Items from an interface collection:
++++++

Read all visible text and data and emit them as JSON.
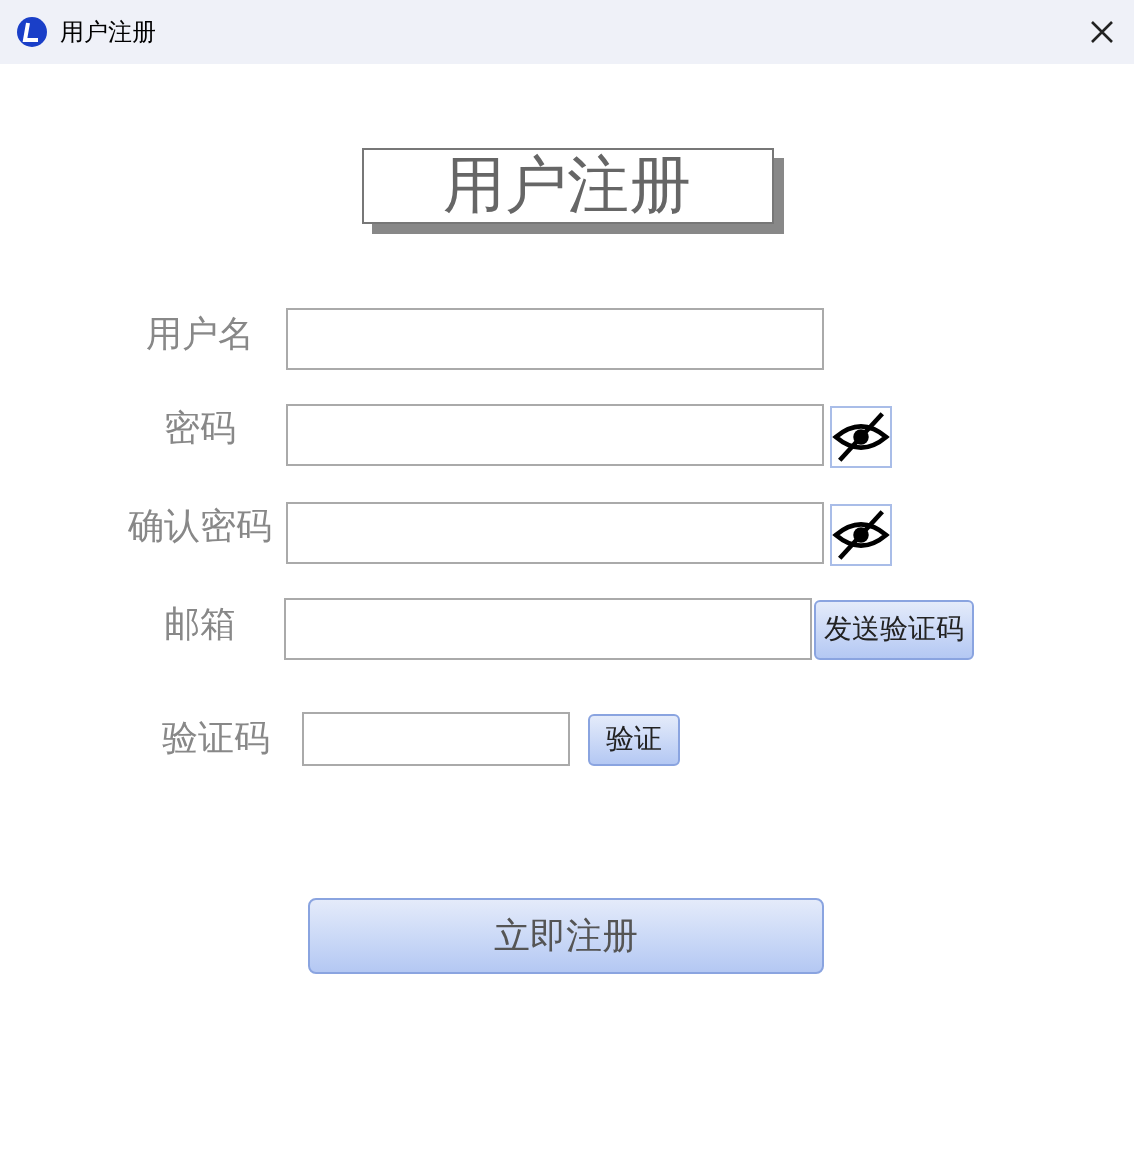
{
  "window": {
    "title": "用户注册"
  },
  "heading": "用户注册",
  "fields": [
    {
      "kind": "plain",
      "label": "用户名"
    },
    {
      "kind": "password",
      "label": "密码",
      "revealed": false
    },
    {
      "kind": "password",
      "label": "确认密码",
      "revealed": false
    },
    {
      "kind": "email",
      "label": "邮箱",
      "button": "发送验证码"
    }
  ],
  "captcha": {
    "label": "验证码",
    "button": "验证"
  },
  "submit": "立即注册"
}
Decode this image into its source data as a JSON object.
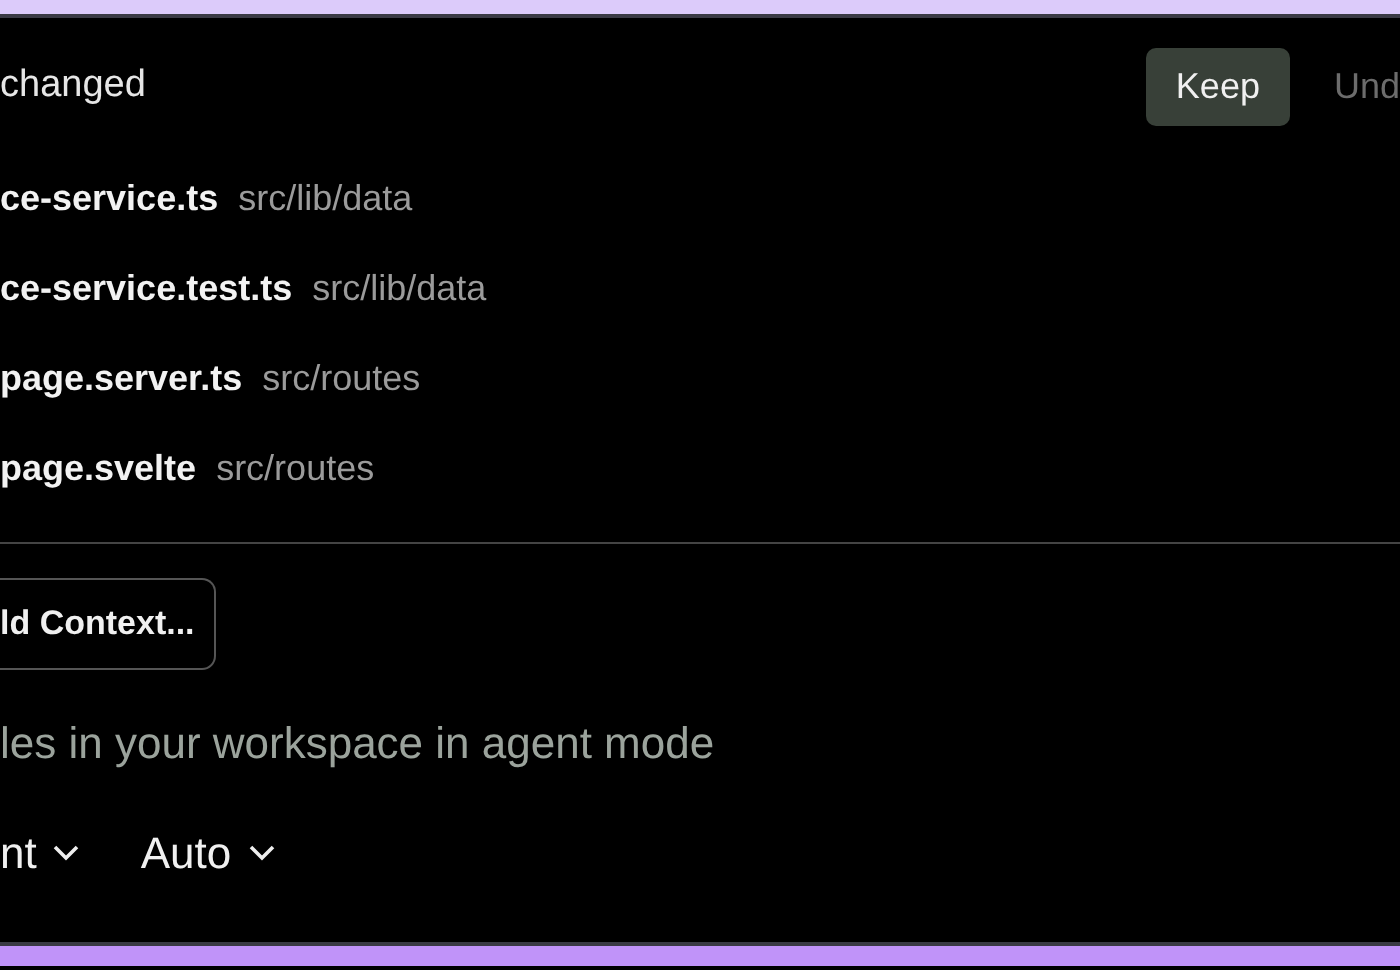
{
  "header": {
    "title": "changed",
    "buttons": [
      {
        "label": "Keep",
        "kind": "primary"
      },
      {
        "label": "Und",
        "kind": "plain"
      }
    ]
  },
  "files": [
    {
      "name": "ce-service.ts",
      "path": "src/lib/data"
    },
    {
      "name": "ce-service.test.ts",
      "path": "src/lib/data"
    },
    {
      "name": "page.server.ts",
      "path": "src/routes"
    },
    {
      "name": "page.svelte",
      "path": "src/routes"
    }
  ],
  "context_button": {
    "label": "ld Context..."
  },
  "input": {
    "placeholder": "les in your workspace in agent mode"
  },
  "dropdowns": [
    {
      "label": "nt"
    },
    {
      "label": "Auto"
    }
  ]
}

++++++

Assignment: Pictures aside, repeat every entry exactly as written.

Answer space:
Read all visible text and data and emit them as JSON.
{
  "window": {
    "title": "用户注册"
  },
  "heading": "用户注册",
  "fields": [
    {
      "kind": "plain",
      "label": "用户名"
    },
    {
      "kind": "password",
      "label": "密码",
      "revealed": false
    },
    {
      "kind": "password",
      "label": "确认密码",
      "revealed": false
    },
    {
      "kind": "email",
      "label": "邮箱",
      "button": "发送验证码"
    }
  ],
  "captcha": {
    "label": "验证码",
    "button": "验证"
  },
  "submit": "立即注册"
}
Decode this image into its source data as a JSON object.
{
  "header": {
    "title": "changed",
    "buttons": [
      {
        "label": "Keep",
        "kind": "primary"
      },
      {
        "label": "Und",
        "kind": "plain"
      }
    ]
  },
  "files": [
    {
      "name": "ce-service.ts",
      "path": "src/lib/data"
    },
    {
      "name": "ce-service.test.ts",
      "path": "src/lib/data"
    },
    {
      "name": "page.server.ts",
      "path": "src/routes"
    },
    {
      "name": "page.svelte",
      "path": "src/routes"
    }
  ],
  "context_button": {
    "label": "ld Context..."
  },
  "input": {
    "placeholder": "les in your workspace in agent mode"
  },
  "dropdowns": [
    {
      "label": "nt"
    },
    {
      "label": "Auto"
    }
  ]
}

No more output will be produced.